What really goes on in somebody else’s mind? At best we can guess, and when that person’s been dead for a long time that guessing involves some reasoned speculation. I enjoyed Jeffrey Rubin-Dorsky’s reasoned speculation in Adrift in the Old World: The Psychological Pilgrimage of Washington Irving. The book itself is a few decades old now, but it does raise many relevant issues. For me personally, it was, in parts, like reading my own psychological profile. Irving is an interesting study. (Unlike me) he had early success as a writer but he was a continual self-doubter. He was also a poor investor, making money on his writing only to lose large sums investing in ventures that failed. He also had a sense of not belonging which would seem strange for a New Yorker today. Although he finally felt he fit in when he settled, as a famous writer, in Tarrytown, this book really only covers his European years.
While traveling for seventeen years in mainly Britain, France, Germany, and Spain, Irving wrote four very different “Sketch Books.” These weren’t really short stories as we’ve come to understand them, at least not always, but they affirmed his place in the literary firmament. Adrift in the Old World covers these four books while bringing incidental mention of several others into the picture. Irving must be a difficult writer to cover. He was not only prolific, but he wrote about diverse topics and sometimes at great length. Of course, he was trying to make a living as a writer and people in those days had more time to read. Breaking out a set of only four of his books makes this more digestible.

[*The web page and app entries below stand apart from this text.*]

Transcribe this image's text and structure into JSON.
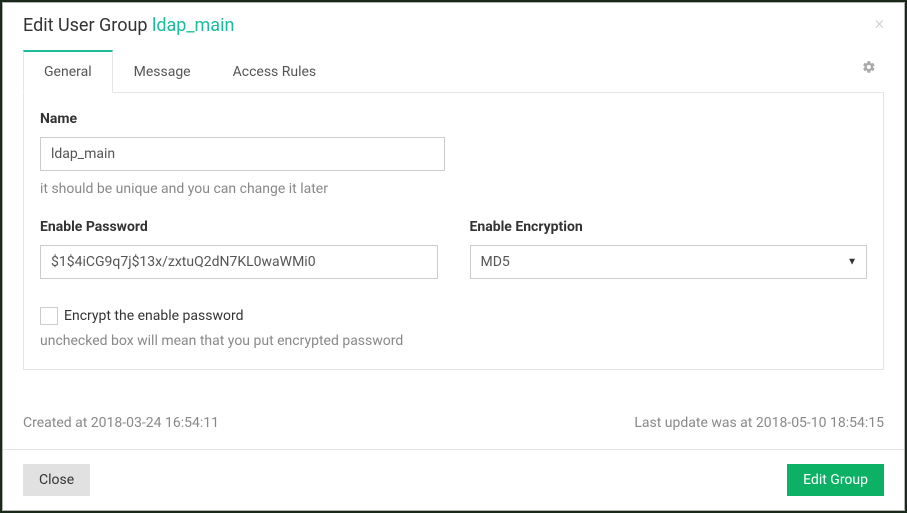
{
  "header": {
    "title_prefix": "Edit User Group ",
    "group_name": "ldap_main"
  },
  "tabs": [
    {
      "label": "General",
      "active": true
    },
    {
      "label": "Message",
      "active": false
    },
    {
      "label": "Access Rules",
      "active": false
    }
  ],
  "form": {
    "name_label": "Name",
    "name_value": "ldap_main",
    "name_help": "it should be unique and you can change it later",
    "password_label": "Enable Password",
    "password_value": "$1$4iCG9q7j$13x/zxtuQ2dN7KL0waWMi0",
    "encryption_label": "Enable Encryption",
    "encryption_value": "MD5",
    "encrypt_checkbox_label": "Encrypt the enable password",
    "encrypt_checkbox_checked": false,
    "encrypt_help": "unchecked box will mean that you put encrypted password"
  },
  "meta": {
    "created": "Created at 2018-03-24 16:54:11",
    "updated": "Last update was at 2018-05-10 18:54:15"
  },
  "footer": {
    "close_label": "Close",
    "submit_label": "Edit Group"
  }
}
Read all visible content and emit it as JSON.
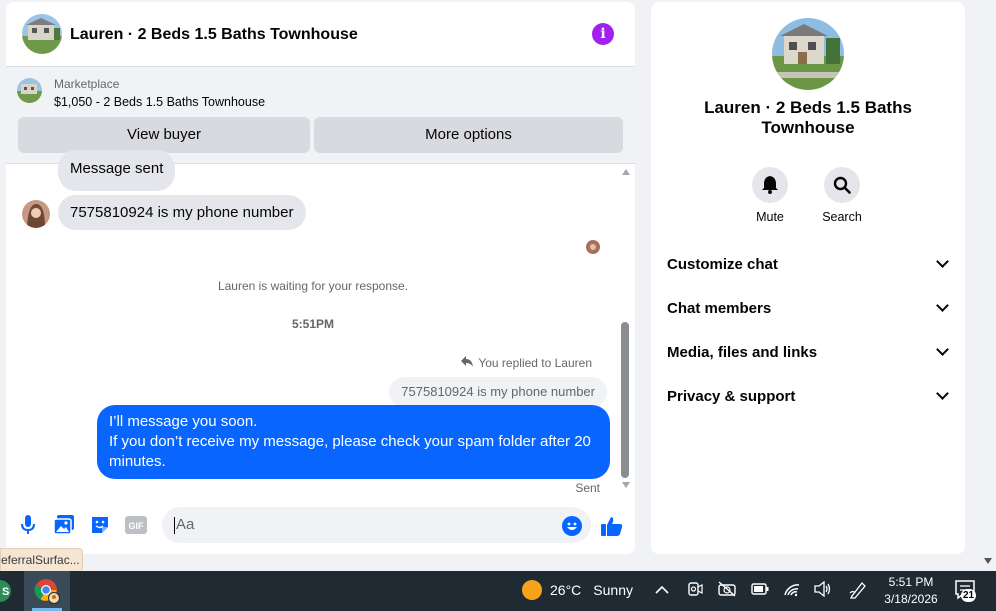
{
  "chat": {
    "title": "Lauren · 2 Beds 1.5 Baths Townhouse",
    "info_icon": "info-icon",
    "marketplace": {
      "label": "Marketplace",
      "listing": "$1,050 - 2 Beds 1.5 Baths Townhouse",
      "view_buyer": "View buyer",
      "more_options": "More options"
    },
    "messages": {
      "previous_sent": "Message sent",
      "incoming_phone": "7575810924 is my phone number",
      "waiting": "Lauren is waiting for your response.",
      "time_separator": "5:51PM",
      "replied_label": "You replied to Lauren",
      "quoted": "7575810924 is my phone number",
      "outgoing_line1": "I’ll message you soon.",
      "outgoing_line2": "If you don’t receive my message, please check your spam folder after 20",
      "outgoing_line3": "minutes.",
      "status": "Sent"
    },
    "composer": {
      "placeholder": "Aa"
    }
  },
  "side": {
    "title_line1": "Lauren · 2 Beds 1.5 Baths",
    "title_line2": "Townhouse",
    "mute_label": "Mute",
    "search_label": "Search",
    "sections": [
      "Customize chat",
      "Chat members",
      "Media, files and links",
      "Privacy & support"
    ]
  },
  "taskbar": {
    "tooltip": "eferralSurfac...",
    "temperature": "26°C",
    "weather": "Sunny",
    "time": "5:51 PM",
    "date": "3/18/2026",
    "notifications": "21"
  },
  "colors": {
    "accent": "#0866ff",
    "info": "#a020f0",
    "taskbar": "#1f2a33"
  }
}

Even though I learned a lot from this book, it wasn’t always easy reading. It gets a bit academic in parts and the paragraphs are far too long. Still, there’s good information here. I’ve been trying to wrap my head around Irving for some time now, as a glance at the books I’ve covered recently ought to suggest. Although he’s not ignored by literary scholars, there aren’t many general interest books written on him. There are other writers that more capture the modern imagination. Still, literary history of the early United States is a fascinating venture in its own right. For those who like to try to figure out what other people are thinking (and I have to admit to that avocation) this is a good entryway into what may have been the mental world of Washington Irving.